Inspired by the urban legend surrounding the real life suicide of Tokyo office worker Takako Konishi (go to Google…), David Zellner’s bizarre, enigmatic, and totally masterful oddity Kumiko, The Treasure Hunter is easily one of the most spellbinding films of the year, a motion picture almost impossible to classify, and the very definition of a film where the less you know about it the better off you’ll be when you see it. This was my first Zellner Brothers experience and it won’t be the last; I’m stocking up my Netflix queue with whatever I can get my hands on, and I’ve discovered some funny short films online (Sasquatch Birth Journal #2 is priceless!) which seem to indicate a general level of cinematic idiocy that I can really get behind. I love it when a movie takes me totally by surprise, and when a filmmaker confidently mixes a variety of tones with the express goal of creating something wholly unique and startling. That’s what this film is – wildly original, deeply stylish, mentally stirring, and at times, thematically troubling when it isn’t being irreverently funny. And it’s yet another small movie from this year that trounces the big-budget competition; I’m finding it harder and harder to come up with any solid reasons to see whatever piece of uninspired nonsense that the studio system is hurling my way.


Kumiko, The Treasure Hunter, which was co-written by David Zellner and his talented brother Nathan, stars the fascinating actress Rinko Kikuchi as a mentally ill Japanese office worker, “still” unmarried at 29 (much to the chagrin of her overbearing mother), who discovers a degraded VHS copy of Joel and Ethan Coen’s celebrated film Fargo. The narrative details, with much humor, painful sadness, and creepy unpredictability, how she misinterprets the film for real life, leading her on an asinine and quixotic quest to find the money that Steve Buscemi’s character had buried out in that snowy field near that wire fence before he got fed to the wood chipper. The film is all about Kumiko’s quest and the interesting people she meets along the way (a segment with a helpful cop played by David Zellner himself and some scenes with a widowed woman are particularly strong and affecting), and the way the Zellners have framed their story leaves little doubt in the viewer’s head that they’re dealing with a lead character who isn’t thinking clearly. And what’s more, the subtle ways that the filmmakers fill you in on this fact are awesome to notice and discover. The script is limited with its dialogue, as the Zellners prefer to tell their story with a focus on allowing their indelible images to propel to narrative forward, resulting in a work that feels dreamy and one that’s constantly challenging reality.


The film has an amazing visual look, with the 2.35:1 widescreen cinematography by Sean Porter always putting something interesting in the frame, with Kumiko’s red hoodie cutting across the blown-out white expanses of the Minnesota winter landscape in extremely memorable fashion.
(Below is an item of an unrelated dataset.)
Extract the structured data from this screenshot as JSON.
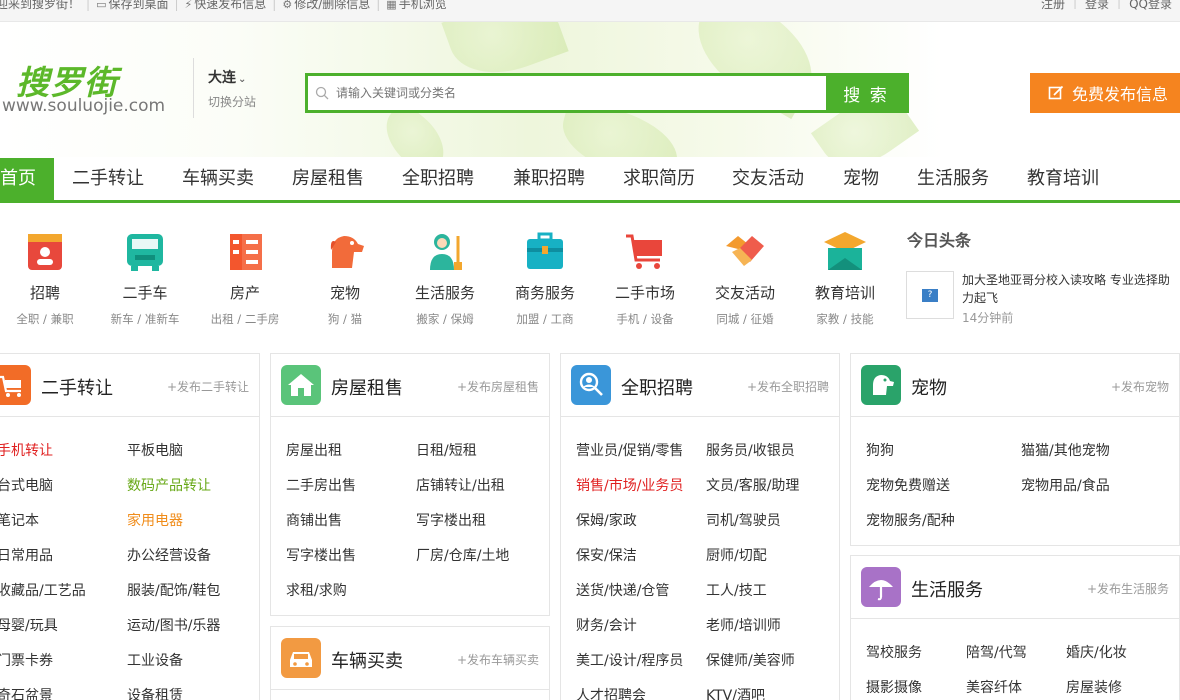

Melba Jodorowsky’s fluid editing allows the film to move along at a brisk pace without ever feeling rushed, and the eclectic and offbeat musical score by The Octopus Project never leaves any doubt that you’re watching something willfully absurd yet sincerely heartfelt. The film is essentially about loneliness and isolation, and how one woman is committed to doing SOMETHING with her life, regardless if that something is rational or not. The Zellners have made an absurdist film to a certain degree, and yet, there’s emotional impact because of Kikuchi’s mesmerizing portrayal of a woman who has lost all sense of normalcy, desperate for this one thing to come to fruition. You never know where this movie is going, it’s impossible to guess how it will end, and I absolutely LOVED the final section, which will likely frustrate and annoy those who need everything spelled out for them in order to be satisfied with a movie. I’ve never seen anything that remotely comes close to resembling this bizarre and completely transfixing film, and it’s yet another indication of how there are some truly great movies out there to be seen if you’re willing to look a bit harder at all of the available selections.